- **PROBLEM DETAILS**:
Could you give the entries back exactly as they stand, minus any pictures?

::::

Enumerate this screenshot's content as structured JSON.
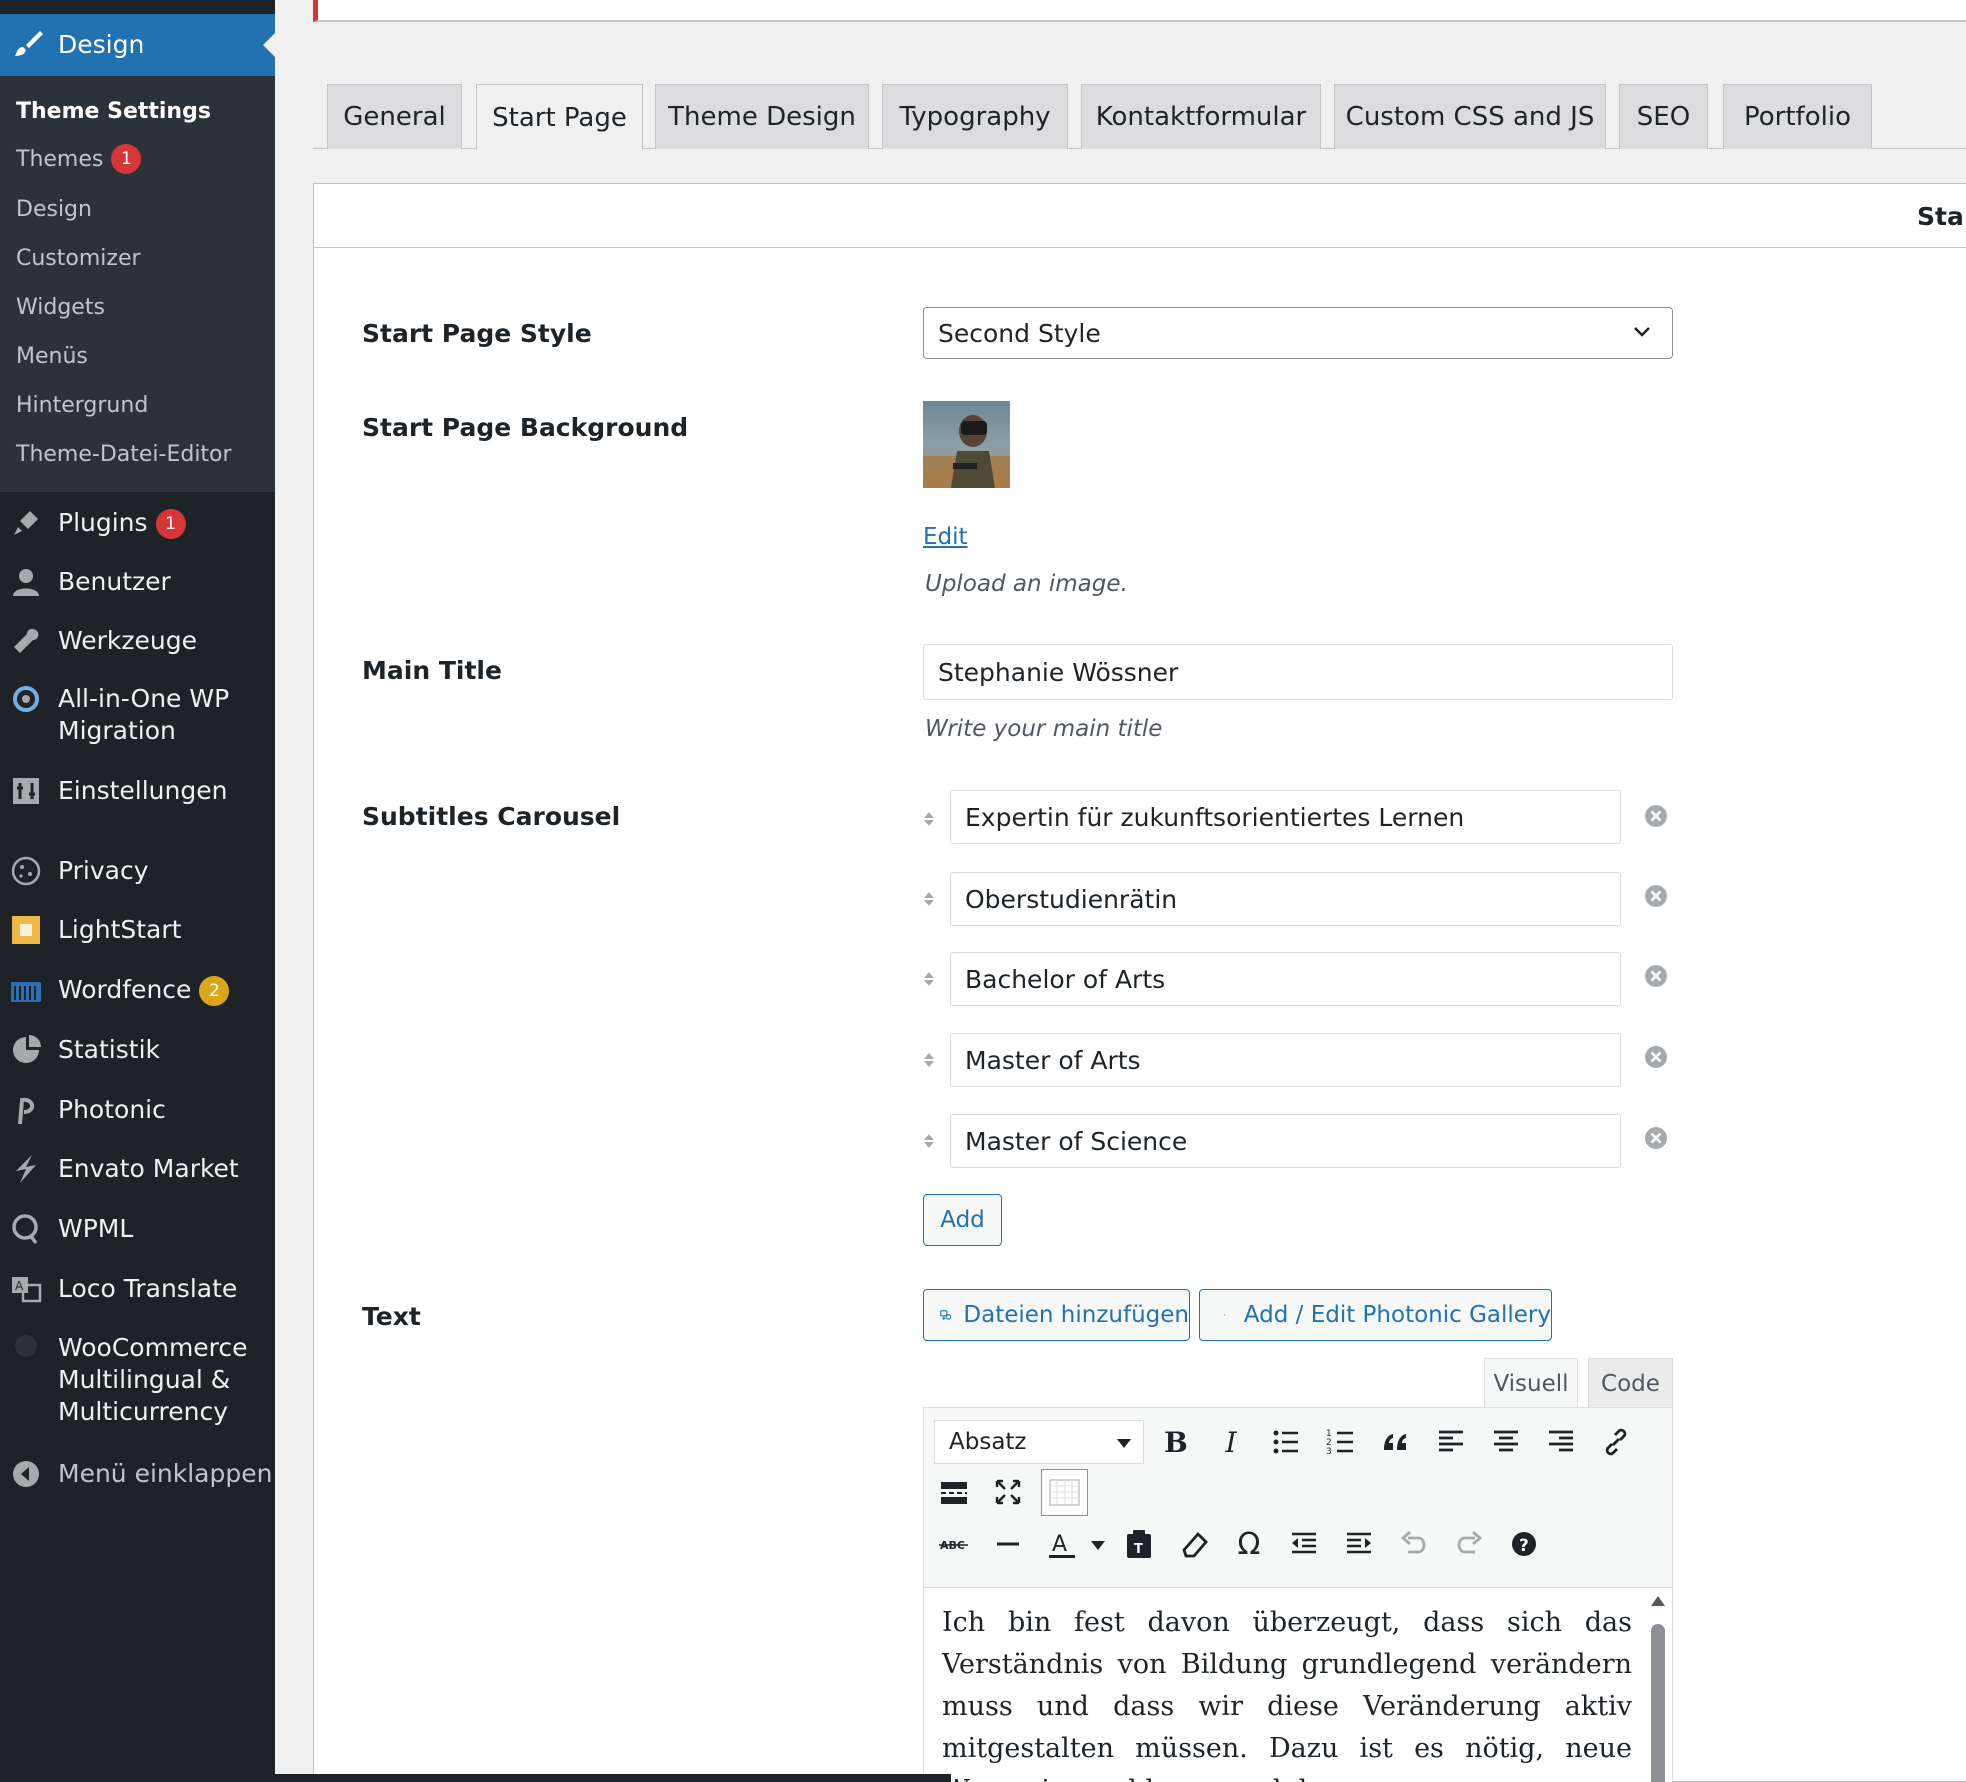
{
  "sidebar": {
    "active_menu": "Design",
    "submenu": [
      "Theme Settings",
      "Themes",
      "Design",
      "Customizer",
      "Widgets",
      "Menüs",
      "Hintergrund",
      "Theme-Datei-Editor"
    ],
    "themes_badge": "1",
    "menu": [
      {
        "label": "Plugins",
        "icon": "plugins-icon",
        "badge": "1"
      },
      {
        "label": "Benutzer",
        "icon": "user-icon"
      },
      {
        "label": "Werkzeuge",
        "icon": "wrench-icon"
      },
      {
        "label": "All-in-One WP Migration",
        "icon": "migration-icon"
      },
      {
        "label": "Einstellungen",
        "icon": "settings-icon"
      },
      {
        "label": "Privacy",
        "icon": "cookie-icon"
      },
      {
        "label": "LightStart",
        "icon": "lightstart-icon"
      },
      {
        "label": "Wordfence",
        "icon": "wordfence-icon",
        "badge": "2"
      },
      {
        "label": "Statistik",
        "icon": "pie-chart-icon"
      },
      {
        "label": "Photonic",
        "icon": "photonic-icon"
      },
      {
        "label": "Envato Market",
        "icon": "envato-icon"
      },
      {
        "label": "WPML",
        "icon": "wpml-icon"
      },
      {
        "label": "Loco Translate",
        "icon": "translate-icon"
      },
      {
        "label": "WooCommerce Multilingual & Multicurrency",
        "icon": "woocommerce-multilingual-icon"
      },
      {
        "label": "Menü einklappen",
        "icon": "collapse-icon"
      }
    ]
  },
  "tabs": [
    "General",
    "Start Page",
    "Theme Design",
    "Typography",
    "Kontaktformular",
    "Custom CSS and JS",
    "SEO",
    "Portfolio"
  ],
  "active_tab": "Start Page",
  "panel_title": "Start",
  "fields": {
    "start_page_style": {
      "label": "Start Page Style",
      "value": "Second Style"
    },
    "start_page_background": {
      "label": "Start Page Background",
      "edit_label": "Edit",
      "description": "Upload an image."
    },
    "main_title": {
      "label": "Main Title",
      "value": "Stephanie Wössner",
      "description": "Write your main title"
    },
    "subtitles": {
      "label": "Subtitles Carousel",
      "items": [
        "Expertin für zukunftsorientiertes Lernen",
        "Oberstudienrätin",
        "Bachelor of Arts",
        "Master of Arts",
        "Master of Science"
      ],
      "add_label": "Add"
    },
    "text": {
      "label": "Text",
      "add_media_label": "Dateien hinzufügen",
      "photonic_label": "Add / Edit Photonic Gallery",
      "tab_visual": "Visuell",
      "tab_code": "Code",
      "format_value": "Absatz",
      "content": "Ich bin fest davon überzeugt, dass sich das Verständnis von Bildung grundlegend verändern muss und dass wir diese Veränderung aktiv mitgestalten müssen. Dazu ist es nötig, neue Wege einzuschlagen und das"
    }
  },
  "colors": {
    "accent": "#2271b1",
    "sidebar_bg": "#1d2327",
    "badge_red": "#d63638",
    "badge_orange": "#dba617"
  }
}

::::

- **TASK RESULT**:
Enumerate this screenshot's content as structured JSON.
{
  "sidebar": {
    "active_menu": "Design",
    "submenu": [
      "Theme Settings",
      "Themes",
      "Design",
      "Customizer",
      "Widgets",
      "Menüs",
      "Hintergrund",
      "Theme-Datei-Editor"
    ],
    "themes_badge": "1",
    "menu": [
      {
        "label": "Plugins",
        "icon": "plugins-icon",
        "badge": "1"
      },
      {
        "label": "Benutzer",
        "icon": "user-icon"
      },
      {
        "label": "Werkzeuge",
        "icon": "wrench-icon"
      },
      {
        "label": "All-in-One WP Migration",
        "icon": "migration-icon"
      },
      {
        "label": "Einstellungen",
        "icon": "settings-icon"
      },
      {
        "label": "Privacy",
        "icon": "cookie-icon"
      },
      {
        "label": "LightStart",
        "icon": "lightstart-icon"
      },
      {
        "label": "Wordfence",
        "icon": "wordfence-icon",
        "badge": "2"
      },
      {
        "label": "Statistik",
        "icon": "pie-chart-icon"
      },
      {
        "label": "Photonic",
        "icon": "photonic-icon"
      },
      {
        "label": "Envato Market",
        "icon": "envato-icon"
      },
      {
        "label": "WPML",
        "icon": "wpml-icon"
      },
      {
        "label": "Loco Translate",
        "icon": "translate-icon"
      },
      {
        "label": "WooCommerce Multilingual & Multicurrency",
        "icon": "woocommerce-multilingual-icon"
      },
      {
        "label": "Menü einklappen",
        "icon": "collapse-icon"
      }
    ]
  },
  "tabs": [
    "General",
    "Start Page",
    "Theme Design",
    "Typography",
    "Kontaktformular",
    "Custom CSS and JS",
    "SEO",
    "Portfolio"
  ],
  "active_tab": "Start Page",
  "panel_title": "Start",
  "fields": {
    "start_page_style": {
      "label": "Start Page Style",
      "value": "Second Style"
    },
    "start_page_background": {
      "label": "Start Page Background",
      "edit_label": "Edit",
      "description": "Upload an image."
    },
    "main_title": {
      "label": "Main Title",
      "value": "Stephanie Wössner",
      "description": "Write your main title"
    },
    "subtitles": {
      "label": "Subtitles Carousel",
      "items": [
        "Expertin für zukunftsorientiertes Lernen",
        "Oberstudienrätin",
        "Bachelor of Arts",
        "Master of Arts",
        "Master of Science"
      ],
      "add_label": "Add"
    },
    "text": {
      "label": "Text",
      "add_media_label": "Dateien hinzufügen",
      "photonic_label": "Add / Edit Photonic Gallery",
      "tab_visual": "Visuell",
      "tab_code": "Code",
      "format_value": "Absatz",
      "content": "Ich bin fest davon überzeugt, dass sich das Verständnis von Bildung grundlegend verändern muss und dass wir diese Veränderung aktiv mitgestalten müssen. Dazu ist es nötig, neue Wege einzuschlagen und das"
    }
  },
  "colors": {
    "accent": "#2271b1",
    "sidebar_bg": "#1d2327",
    "badge_red": "#d63638",
    "badge_orange": "#dba617"
  }
}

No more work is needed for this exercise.